**EXERCISE DETAILS:** Everything in the records below goes into the copy exactly, except the pictures.

**THE DATA:**
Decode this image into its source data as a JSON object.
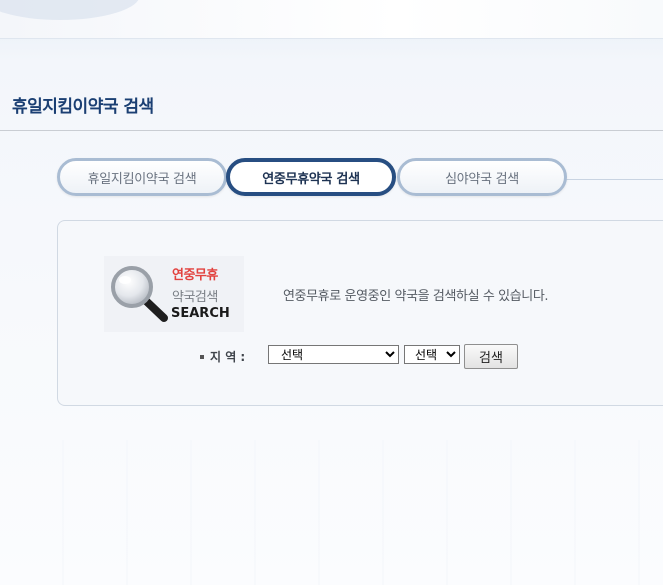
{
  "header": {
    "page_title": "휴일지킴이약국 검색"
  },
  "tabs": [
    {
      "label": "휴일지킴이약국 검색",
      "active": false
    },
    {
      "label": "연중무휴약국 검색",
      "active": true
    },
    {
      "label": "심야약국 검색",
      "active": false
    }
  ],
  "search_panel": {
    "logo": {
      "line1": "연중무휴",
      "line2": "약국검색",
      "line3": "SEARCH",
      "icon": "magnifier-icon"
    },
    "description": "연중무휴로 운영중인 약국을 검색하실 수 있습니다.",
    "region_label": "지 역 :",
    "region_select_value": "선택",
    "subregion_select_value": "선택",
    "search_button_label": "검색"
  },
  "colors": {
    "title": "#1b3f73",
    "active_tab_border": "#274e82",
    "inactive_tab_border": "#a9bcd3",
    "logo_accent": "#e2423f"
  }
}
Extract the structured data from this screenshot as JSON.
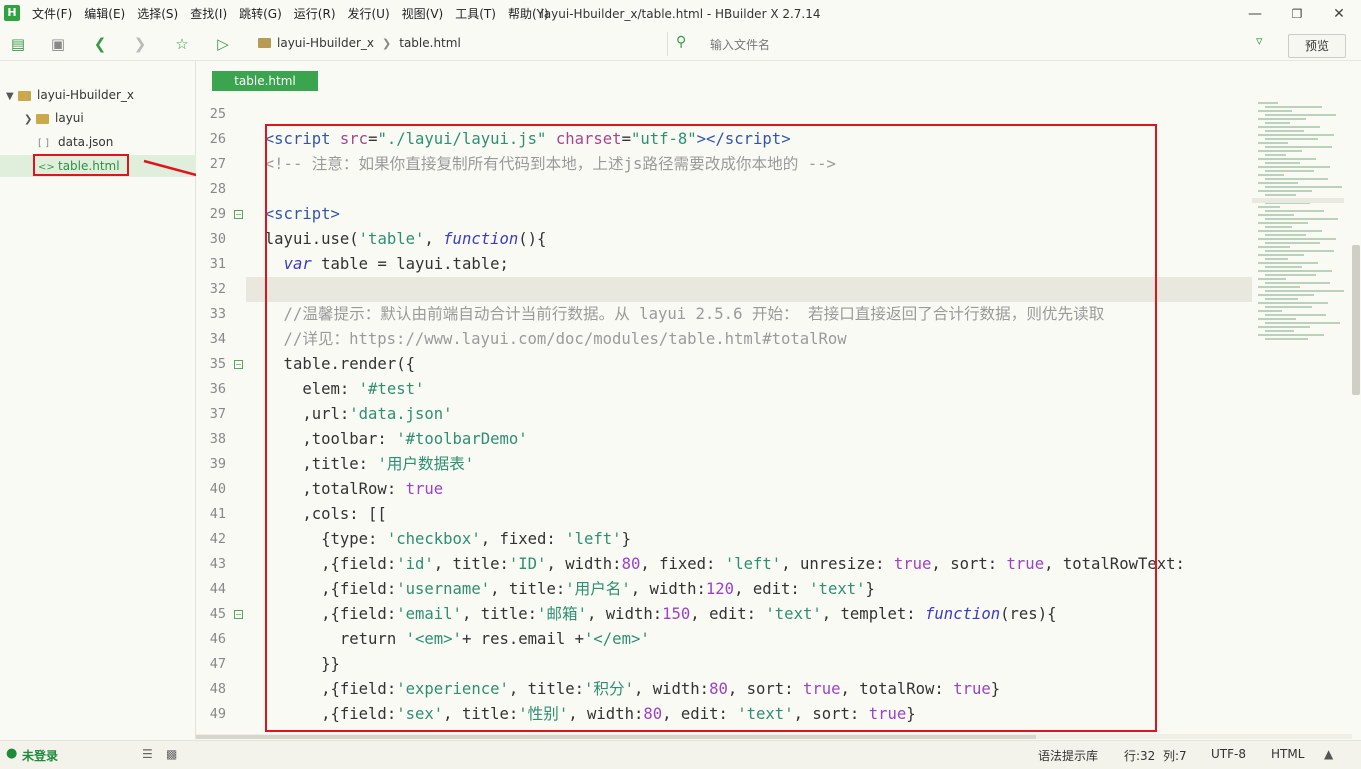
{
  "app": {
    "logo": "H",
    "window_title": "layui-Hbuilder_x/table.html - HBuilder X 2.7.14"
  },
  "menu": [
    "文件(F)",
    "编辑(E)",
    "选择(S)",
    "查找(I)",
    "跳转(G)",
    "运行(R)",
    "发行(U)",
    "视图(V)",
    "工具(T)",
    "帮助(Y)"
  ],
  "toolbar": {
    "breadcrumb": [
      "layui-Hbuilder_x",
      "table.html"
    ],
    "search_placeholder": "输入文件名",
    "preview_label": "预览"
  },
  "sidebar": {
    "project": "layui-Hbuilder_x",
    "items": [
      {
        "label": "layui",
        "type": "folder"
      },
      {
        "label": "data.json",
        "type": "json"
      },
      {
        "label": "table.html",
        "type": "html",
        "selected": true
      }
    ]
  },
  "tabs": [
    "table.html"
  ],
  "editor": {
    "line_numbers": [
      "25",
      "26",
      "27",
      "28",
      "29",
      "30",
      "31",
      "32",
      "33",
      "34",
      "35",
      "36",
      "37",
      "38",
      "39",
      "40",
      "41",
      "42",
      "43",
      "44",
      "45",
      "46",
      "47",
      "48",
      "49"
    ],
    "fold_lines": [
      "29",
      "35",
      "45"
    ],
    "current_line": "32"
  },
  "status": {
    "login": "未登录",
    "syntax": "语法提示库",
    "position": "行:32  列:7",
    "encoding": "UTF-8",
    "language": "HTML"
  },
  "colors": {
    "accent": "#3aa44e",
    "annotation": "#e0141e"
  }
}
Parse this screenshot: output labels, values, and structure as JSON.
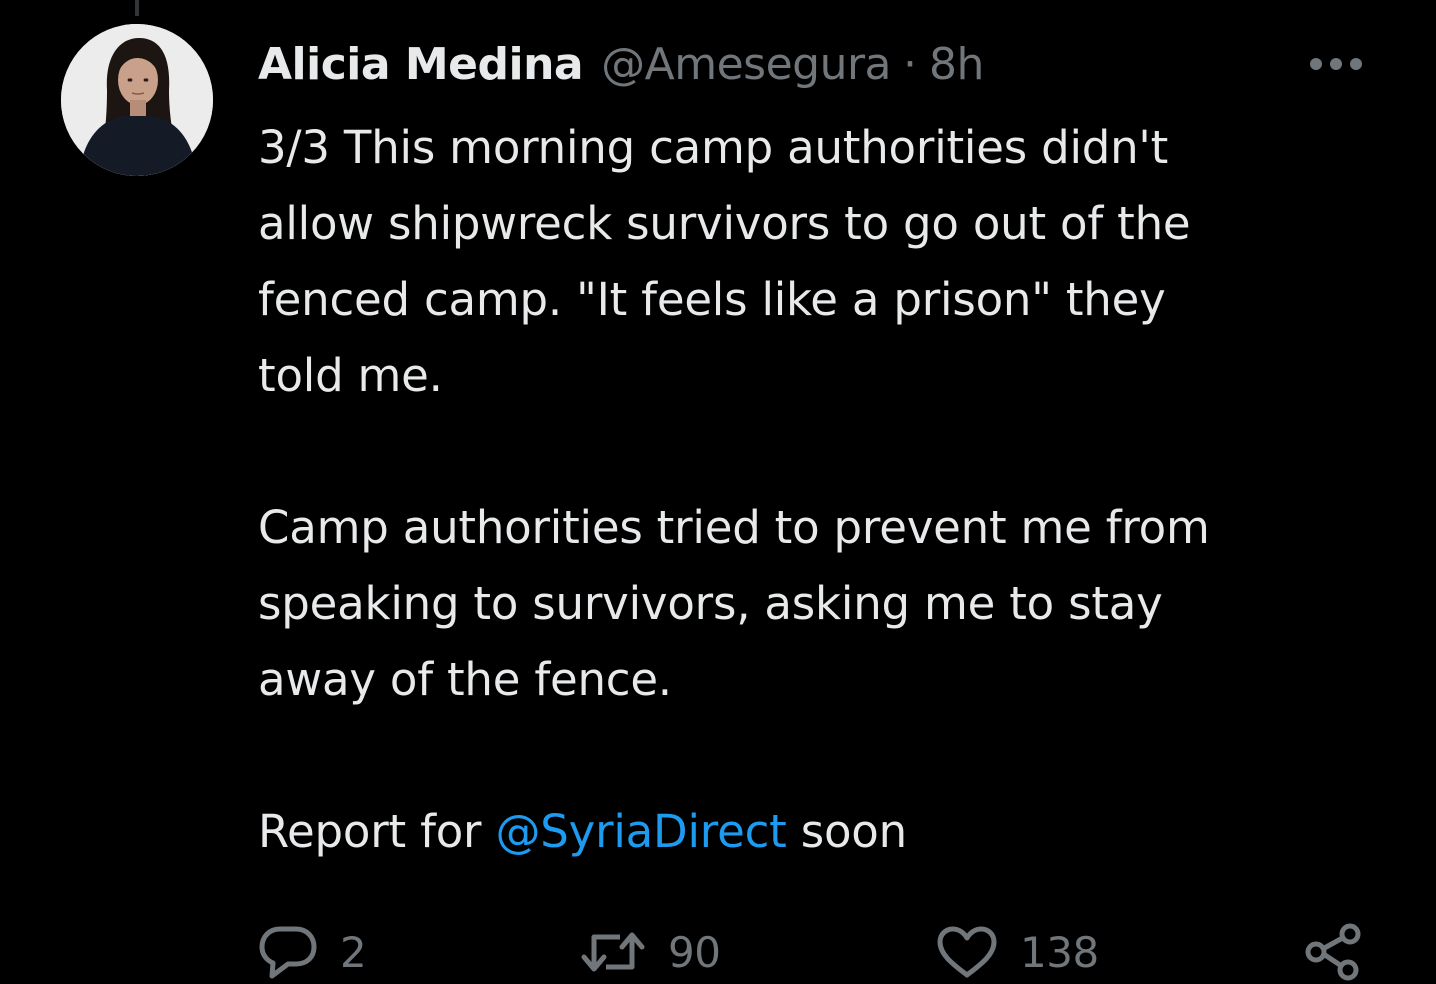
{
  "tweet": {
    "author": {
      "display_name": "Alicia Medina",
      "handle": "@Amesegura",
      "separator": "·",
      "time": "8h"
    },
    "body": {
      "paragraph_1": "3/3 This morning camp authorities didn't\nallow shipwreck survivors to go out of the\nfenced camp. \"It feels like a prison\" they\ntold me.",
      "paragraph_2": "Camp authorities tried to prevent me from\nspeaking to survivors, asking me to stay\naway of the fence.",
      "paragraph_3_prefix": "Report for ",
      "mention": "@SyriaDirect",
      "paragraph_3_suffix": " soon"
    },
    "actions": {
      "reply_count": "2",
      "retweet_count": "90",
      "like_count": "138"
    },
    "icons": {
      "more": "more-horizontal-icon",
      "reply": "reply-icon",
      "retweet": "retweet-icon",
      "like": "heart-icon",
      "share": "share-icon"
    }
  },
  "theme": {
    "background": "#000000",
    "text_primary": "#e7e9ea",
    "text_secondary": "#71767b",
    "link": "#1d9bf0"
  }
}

**TASK OUTPUT:**
Decode this image into its source data as a JSON object.
{
  "header": {
    "page_title": "휴일지킴이약국 검색"
  },
  "tabs": [
    {
      "label": "휴일지킴이약국 검색",
      "active": false
    },
    {
      "label": "연중무휴약국 검색",
      "active": true
    },
    {
      "label": "심야약국 검색",
      "active": false
    }
  ],
  "search_panel": {
    "logo": {
      "line1": "연중무휴",
      "line2": "약국검색",
      "line3": "SEARCH",
      "icon": "magnifier-icon"
    },
    "description": "연중무휴로 운영중인 약국을 검색하실 수 있습니다.",
    "region_label": "지 역 :",
    "region_select_value": "선택",
    "subregion_select_value": "선택",
    "search_button_label": "검색"
  },
  "colors": {
    "title": "#1b3f73",
    "active_tab_border": "#274e82",
    "inactive_tab_border": "#a9bcd3",
    "logo_accent": "#e2423f"
  }
}
Extract the structured data from this screenshot as JSON.
{
  "app": {
    "logo": "H",
    "window_title": "layui-Hbuilder_x/table.html - HBuilder X 2.7.14"
  },
  "menu": [
    "文件(F)",
    "编辑(E)",
    "选择(S)",
    "查找(I)",
    "跳转(G)",
    "运行(R)",
    "发行(U)",
    "视图(V)",
    "工具(T)",
    "帮助(Y)"
  ],
  "toolbar": {
    "breadcrumb": [
      "layui-Hbuilder_x",
      "table.html"
    ],
    "search_placeholder": "输入文件名",
    "preview_label": "预览"
  },
  "sidebar": {
    "project": "layui-Hbuilder_x",
    "items": [
      {
        "label": "layui",
        "type": "folder"
      },
      {
        "label": "data.json",
        "type": "json"
      },
      {
        "label": "table.html",
        "type": "html",
        "selected": true
      }
    ]
  },
  "tabs": [
    "table.html"
  ],
  "editor": {
    "line_numbers": [
      "25",
      "26",
      "27",
      "28",
      "29",
      "30",
      "31",
      "32",
      "33",
      "34",
      "35",
      "36",
      "37",
      "38",
      "39",
      "40",
      "41",
      "42",
      "43",
      "44",
      "45",
      "46",
      "47",
      "48",
      "49"
    ],
    "fold_lines": [
      "29",
      "35",
      "45"
    ],
    "current_line": "32"
  },
  "status": {
    "login": "未登录",
    "syntax": "语法提示库",
    "position": "行:32  列:7",
    "encoding": "UTF-8",
    "language": "HTML"
  },
  "colors": {
    "accent": "#3aa44e",
    "annotation": "#e0141e"
  }
}
Parse this screenshot: output labels, values, and structure as JSON.
{
  "tweet": {
    "author": {
      "display_name": "Alicia Medina",
      "handle": "@Amesegura",
      "separator": "·",
      "time": "8h"
    },
    "body": {
      "paragraph_1": "3/3 This morning camp authorities didn't\nallow shipwreck survivors to go out of the\nfenced camp. \"It feels like a prison\" they\ntold me.",
      "paragraph_2": "Camp authorities tried to prevent me from\nspeaking to survivors, asking me to stay\naway of the fence.",
      "paragraph_3_prefix": "Report for ",
      "mention": "@SyriaDirect",
      "paragraph_3_suffix": " soon"
    },
    "actions": {
      "reply_count": "2",
      "retweet_count": "90",
      "like_count": "138"
    },
    "icons": {
      "more": "more-horizontal-icon",
      "reply": "reply-icon",
      "retweet": "retweet-icon",
      "like": "heart-icon",
      "share": "share-icon"
    }
  },
  "theme": {
    "background": "#000000",
    "text_primary": "#e7e9ea",
    "text_secondary": "#71767b",
    "link": "#1d9bf0"
  }
}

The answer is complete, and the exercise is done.